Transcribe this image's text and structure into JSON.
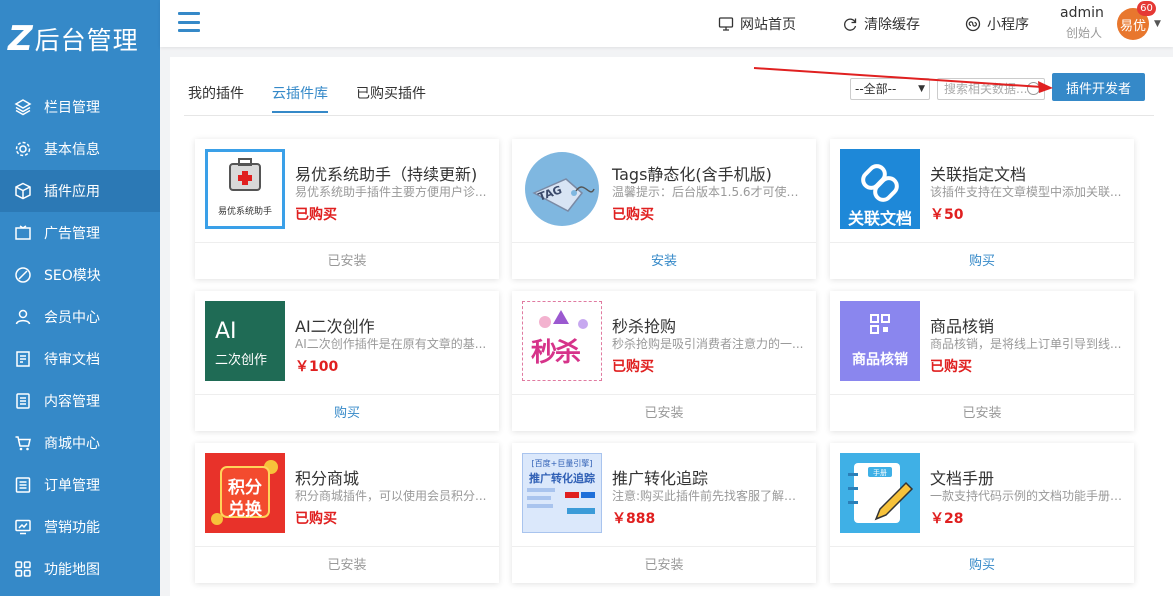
{
  "brand": {
    "mark": "Z",
    "title": "后台管理"
  },
  "sidebar": {
    "items": [
      {
        "label": "栏目管理",
        "icon": "layers-icon"
      },
      {
        "label": "基本信息",
        "icon": "gear-icon"
      },
      {
        "label": "插件应用",
        "icon": "cube-icon",
        "active": true
      },
      {
        "label": "广告管理",
        "icon": "ad-icon"
      },
      {
        "label": "SEO模块",
        "icon": "seo-icon"
      },
      {
        "label": "会员中心",
        "icon": "user-icon"
      },
      {
        "label": "待审文档",
        "icon": "pending-doc-icon"
      },
      {
        "label": "内容管理",
        "icon": "document-icon"
      },
      {
        "label": "商城中心",
        "icon": "cart-icon"
      },
      {
        "label": "订单管理",
        "icon": "order-list-icon"
      },
      {
        "label": "营销功能",
        "icon": "chart-monitor-icon"
      },
      {
        "label": "功能地图",
        "icon": "grid-map-icon"
      }
    ]
  },
  "topbar": {
    "home": "网站首页",
    "clear_cache": "清除缓存",
    "mini_program": "小程序",
    "user": {
      "name": "admin",
      "role": "创始人",
      "avatar_text": "易优",
      "badge": "60"
    }
  },
  "tabs": [
    "我的插件",
    "云插件库",
    "已购买插件"
  ],
  "filter": {
    "selected": "--全部--",
    "search_placeholder": "搜索相关数据..."
  },
  "dev_button": "插件开发者",
  "cards": [
    {
      "title": "易优系统助手（持续更新)",
      "desc": "易优系统助手插件主要方便用户诊...",
      "price": "已购买",
      "action": "已安装",
      "thumb": "易优系统助手"
    },
    {
      "title": "Tags静态化(含手机版)",
      "desc": "温馨提示：后台版本1.5.6才可使用...",
      "price": "已购买",
      "action": "安装",
      "thumb": "TAG"
    },
    {
      "title": "关联指定文档",
      "desc": "该插件支持在文章模型中添加关联...",
      "price": "￥50",
      "action": "购买",
      "thumb": "关联文档"
    },
    {
      "title": "AI二次创作",
      "desc": "AI二次创作插件是在原有文章的基...",
      "price": "￥100",
      "action": "购买",
      "thumb_line1": "AI",
      "thumb_line2": "二次创作"
    },
    {
      "title": "秒杀抢购",
      "desc": "秒杀抢购是吸引消费者注意力的一...",
      "price": "已购买",
      "action": "已安装",
      "thumb": "秒杀"
    },
    {
      "title": "商品核销",
      "desc": "商品核销，是将线上订单引导到线...",
      "price": "已购买",
      "action": "已安装",
      "thumb": "商品核销"
    },
    {
      "title": "积分商城",
      "desc": "积分商城插件，可以使用会员积分...",
      "price": "已购买",
      "action": "已安装",
      "thumb_line1": "积分",
      "thumb_line2": "兑换"
    },
    {
      "title": "推广转化追踪",
      "desc": "注意:购买此插件前先找客服了解理...",
      "price": "￥888",
      "action": "已安装",
      "thumb_line1": "[百度+巨量引擎]",
      "thumb_line2": "推广转化追踪"
    },
    {
      "title": "文档手册",
      "desc": "一款支持代码示例的文档功能手册 ...",
      "price": "￥28",
      "action": "购买",
      "thumb": "手册"
    }
  ]
}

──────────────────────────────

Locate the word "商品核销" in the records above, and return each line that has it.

      "title": "商品核销",
      "desc": "商品核销，是将线上订单引导到线...",
      "thumb": "商品核销"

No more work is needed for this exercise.